I was a large woman living a sedentary adult life which revolved around my career as an office manager or administrator and included a lot of staring at the computer. Being heavy was annoying for as long as it took to walk from the BART train to the office. That, and when I went clothes shopping. Ironically, I grew up dancing so was svelte and in shape as a young adult, but as the weight went on, I exercised less and less. I had our daughter in 1997 and grew to my heaviest at that time. Then, I surpassed it, and at 43, I hit my heaviest at 340 pounds on this five foot four inch frame. Just a month and a half ago I was 318.
Near as I can figure, somehow, somewhere along the way, I managed to hit the “off” switch to my body awareness and ignored the signs of this imbalance. I knew I’d have to deal with my weight eventually. I wanted to. But I put it off repeatedly. There was stress at work, stress at home, and a million other reasons to put aside making myself healthier. I’d look in the mirror and focus on my face, and I avoided taking pictures for a very long time. Time went on, and my poor practices became habits.
Yet this cloud had a silver lining. Being out of work, gave me the gift of time. First, I decompressed. I tackled some things I’d wanted to do. Art things. Then, I slowed down and unraveled, put aside financial concerns and the drama that accompanies unemployment, and my stress slowly dissipated.
In this quiet, the universe began tossing messages at me. Yes, I’d considered weight loss surgery some time ago, but I was afraid of it. It seemed unapproachable. Then, Leslie’s niece, Tami, had “the sleeve” done. Leslie’s sister, too. They experienced different levels of success with their procedures. Despite some complications, Tami is down at least 100 pounds. I bumped into a woman at one of our yard sales who was very happy she had it done. And Lauren, one of the moms I’ve been scrapbooking with, has lost 100 pounds one year after her surgery, and she’s only a few weeks away from having her breasts reduced.
But why surgery?

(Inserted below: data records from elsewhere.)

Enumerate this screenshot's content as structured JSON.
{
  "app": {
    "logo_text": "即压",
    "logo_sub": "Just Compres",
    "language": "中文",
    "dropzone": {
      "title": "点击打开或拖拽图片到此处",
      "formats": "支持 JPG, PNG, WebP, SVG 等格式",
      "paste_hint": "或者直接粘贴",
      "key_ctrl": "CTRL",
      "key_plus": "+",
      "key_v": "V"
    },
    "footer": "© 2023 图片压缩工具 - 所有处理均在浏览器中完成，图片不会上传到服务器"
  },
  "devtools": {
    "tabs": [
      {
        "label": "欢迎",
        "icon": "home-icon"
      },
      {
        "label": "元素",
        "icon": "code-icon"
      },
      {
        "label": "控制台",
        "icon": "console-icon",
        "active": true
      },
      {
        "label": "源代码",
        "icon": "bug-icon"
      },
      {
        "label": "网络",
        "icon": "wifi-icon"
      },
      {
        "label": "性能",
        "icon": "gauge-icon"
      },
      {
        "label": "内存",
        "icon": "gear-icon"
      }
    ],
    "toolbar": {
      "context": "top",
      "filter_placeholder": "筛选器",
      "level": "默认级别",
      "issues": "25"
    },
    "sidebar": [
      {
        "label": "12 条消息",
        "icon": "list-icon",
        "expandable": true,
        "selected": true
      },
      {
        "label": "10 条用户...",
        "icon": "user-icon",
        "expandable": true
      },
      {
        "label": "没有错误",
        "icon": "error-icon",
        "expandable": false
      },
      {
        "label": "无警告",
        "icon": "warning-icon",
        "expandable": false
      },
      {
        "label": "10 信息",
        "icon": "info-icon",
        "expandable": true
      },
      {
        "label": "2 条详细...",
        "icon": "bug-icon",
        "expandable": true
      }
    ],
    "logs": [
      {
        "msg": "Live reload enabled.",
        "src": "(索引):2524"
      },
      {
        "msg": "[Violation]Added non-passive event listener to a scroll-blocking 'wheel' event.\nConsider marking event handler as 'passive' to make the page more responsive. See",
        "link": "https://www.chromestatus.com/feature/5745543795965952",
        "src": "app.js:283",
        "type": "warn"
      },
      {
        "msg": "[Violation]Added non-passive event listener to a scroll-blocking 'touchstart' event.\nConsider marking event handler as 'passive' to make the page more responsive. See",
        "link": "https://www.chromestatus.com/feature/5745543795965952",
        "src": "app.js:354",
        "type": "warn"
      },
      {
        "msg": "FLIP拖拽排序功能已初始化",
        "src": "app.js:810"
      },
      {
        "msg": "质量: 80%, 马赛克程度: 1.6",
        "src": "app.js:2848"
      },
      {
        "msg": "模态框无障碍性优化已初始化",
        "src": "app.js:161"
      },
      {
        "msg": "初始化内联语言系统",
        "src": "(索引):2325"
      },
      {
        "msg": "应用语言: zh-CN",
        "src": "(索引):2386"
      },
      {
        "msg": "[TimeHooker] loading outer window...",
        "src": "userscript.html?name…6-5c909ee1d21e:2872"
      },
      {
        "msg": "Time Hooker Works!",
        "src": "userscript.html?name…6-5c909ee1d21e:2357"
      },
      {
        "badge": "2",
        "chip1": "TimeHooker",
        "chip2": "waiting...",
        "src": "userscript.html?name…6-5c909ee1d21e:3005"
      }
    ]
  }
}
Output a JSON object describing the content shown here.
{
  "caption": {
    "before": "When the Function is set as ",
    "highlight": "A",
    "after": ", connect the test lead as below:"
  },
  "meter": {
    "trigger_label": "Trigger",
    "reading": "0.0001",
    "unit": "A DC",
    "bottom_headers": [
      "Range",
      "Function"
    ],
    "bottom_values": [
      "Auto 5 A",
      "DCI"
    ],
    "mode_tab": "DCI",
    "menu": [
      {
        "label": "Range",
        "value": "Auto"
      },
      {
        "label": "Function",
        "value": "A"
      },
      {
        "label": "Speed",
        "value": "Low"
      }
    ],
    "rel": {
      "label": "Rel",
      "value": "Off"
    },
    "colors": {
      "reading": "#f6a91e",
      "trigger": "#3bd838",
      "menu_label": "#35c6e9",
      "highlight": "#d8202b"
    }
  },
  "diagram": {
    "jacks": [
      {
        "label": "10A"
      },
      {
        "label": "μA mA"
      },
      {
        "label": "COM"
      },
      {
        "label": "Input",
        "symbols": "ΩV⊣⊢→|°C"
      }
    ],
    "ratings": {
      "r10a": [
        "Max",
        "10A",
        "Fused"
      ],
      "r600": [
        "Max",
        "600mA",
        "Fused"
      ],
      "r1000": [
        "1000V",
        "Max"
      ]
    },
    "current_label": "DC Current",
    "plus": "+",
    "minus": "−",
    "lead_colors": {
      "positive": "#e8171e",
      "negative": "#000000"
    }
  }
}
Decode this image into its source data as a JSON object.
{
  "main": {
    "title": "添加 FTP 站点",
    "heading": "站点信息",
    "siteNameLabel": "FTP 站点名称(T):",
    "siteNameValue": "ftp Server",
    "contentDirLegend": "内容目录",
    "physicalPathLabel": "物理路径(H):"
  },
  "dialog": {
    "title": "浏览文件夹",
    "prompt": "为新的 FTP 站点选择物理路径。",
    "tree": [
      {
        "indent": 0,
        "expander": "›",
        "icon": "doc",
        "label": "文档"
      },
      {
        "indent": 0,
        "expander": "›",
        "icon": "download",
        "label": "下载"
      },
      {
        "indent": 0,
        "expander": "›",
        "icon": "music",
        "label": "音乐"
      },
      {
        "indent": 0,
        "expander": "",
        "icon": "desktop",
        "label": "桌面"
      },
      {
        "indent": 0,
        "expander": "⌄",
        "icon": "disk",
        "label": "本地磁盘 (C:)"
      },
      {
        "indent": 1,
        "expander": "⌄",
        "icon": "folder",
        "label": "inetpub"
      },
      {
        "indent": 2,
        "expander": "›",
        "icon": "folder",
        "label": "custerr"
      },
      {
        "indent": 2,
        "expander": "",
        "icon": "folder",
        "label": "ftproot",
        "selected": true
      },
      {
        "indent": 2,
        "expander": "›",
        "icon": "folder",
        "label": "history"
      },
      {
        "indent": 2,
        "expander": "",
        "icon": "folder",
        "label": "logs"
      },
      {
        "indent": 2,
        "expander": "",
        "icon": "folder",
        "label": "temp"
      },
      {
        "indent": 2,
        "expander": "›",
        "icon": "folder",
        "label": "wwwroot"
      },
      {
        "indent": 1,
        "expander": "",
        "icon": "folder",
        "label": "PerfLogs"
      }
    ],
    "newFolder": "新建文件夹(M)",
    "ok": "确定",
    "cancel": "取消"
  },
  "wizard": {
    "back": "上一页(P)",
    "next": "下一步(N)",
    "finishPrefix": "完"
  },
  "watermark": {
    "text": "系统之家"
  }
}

I’ve tried dieting. I’ve joined Weight Watchers twice over the last two years and lost and regained the same twenty pounds twice. I’ve never been fond of the meetings, not unless the leader is very good at keeping it from becoming a bitch-fest, and even then I got tired of women piling heaps of self-loathing upon themselves for making mistakes. I’m not heavy because I hate myself, and I didn’t attend Weight Watchers meetings because I need psychoanalysis.
I’ve never been able to make the shift to a healthier lifestyle because dieting completely overwhelms me. I start with conviction, and then the day to day challenges kick in, and feeling overwhelmed with the struggle ahead, I end up caving in to my old habits. I need a tool that will remain firm even when my willpower doesn’t. I want to change my body’s chemistry so I can regain and maintain better eating habits for the rest of my life.
What I need is a complete reboot.
Now, we await word from the insurance company with an approval. Then, I get my surgery scheduled. In the meantime, I’ve stopped eating refined carbs and sugar, and am sticking with protein, veggies, and fruit. I’ve lost 15 pounds doing so over the last month and a half, and I haven’t started walking yet. I’ll do that when my body feels better. Leslie’s lost almost 20 pounds eating the same way I am. We know from experience that her body scars intensely, so bariatric surgery isn’t the answer for her. She’s got so much more will power and even more won’t power than I do. And, of course, we both have our daughter eye balling us like a hawk to ensure we don’t cheat even the tiniest bit.
We don’t want to disappoint her.